**Excerpted records**
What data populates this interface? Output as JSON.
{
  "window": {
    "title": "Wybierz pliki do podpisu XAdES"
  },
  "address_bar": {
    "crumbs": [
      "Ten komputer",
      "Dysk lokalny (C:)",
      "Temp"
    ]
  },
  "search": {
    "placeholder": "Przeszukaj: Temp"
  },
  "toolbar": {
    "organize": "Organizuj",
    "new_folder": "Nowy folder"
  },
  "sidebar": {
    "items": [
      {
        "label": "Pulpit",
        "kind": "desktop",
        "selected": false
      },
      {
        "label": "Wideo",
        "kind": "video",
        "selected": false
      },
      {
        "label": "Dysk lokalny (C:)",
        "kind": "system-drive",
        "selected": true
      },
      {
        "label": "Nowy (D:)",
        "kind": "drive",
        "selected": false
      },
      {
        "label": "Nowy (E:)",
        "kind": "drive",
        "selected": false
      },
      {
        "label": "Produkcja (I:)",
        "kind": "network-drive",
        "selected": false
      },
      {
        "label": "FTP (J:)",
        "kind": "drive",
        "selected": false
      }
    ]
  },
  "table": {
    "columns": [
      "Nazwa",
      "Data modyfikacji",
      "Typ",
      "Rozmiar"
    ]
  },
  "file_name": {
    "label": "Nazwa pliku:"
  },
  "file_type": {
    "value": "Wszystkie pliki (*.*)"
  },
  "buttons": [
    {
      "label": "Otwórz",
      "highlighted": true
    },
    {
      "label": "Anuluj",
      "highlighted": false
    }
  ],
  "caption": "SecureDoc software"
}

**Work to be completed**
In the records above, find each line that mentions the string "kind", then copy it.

**Result**
        "kind": "desktop",
        "kind": "video",
        "kind": "system-drive",
        "kind": "drive",
        "kind": "drive",
        "kind": "network-drive",
        "kind": "drive",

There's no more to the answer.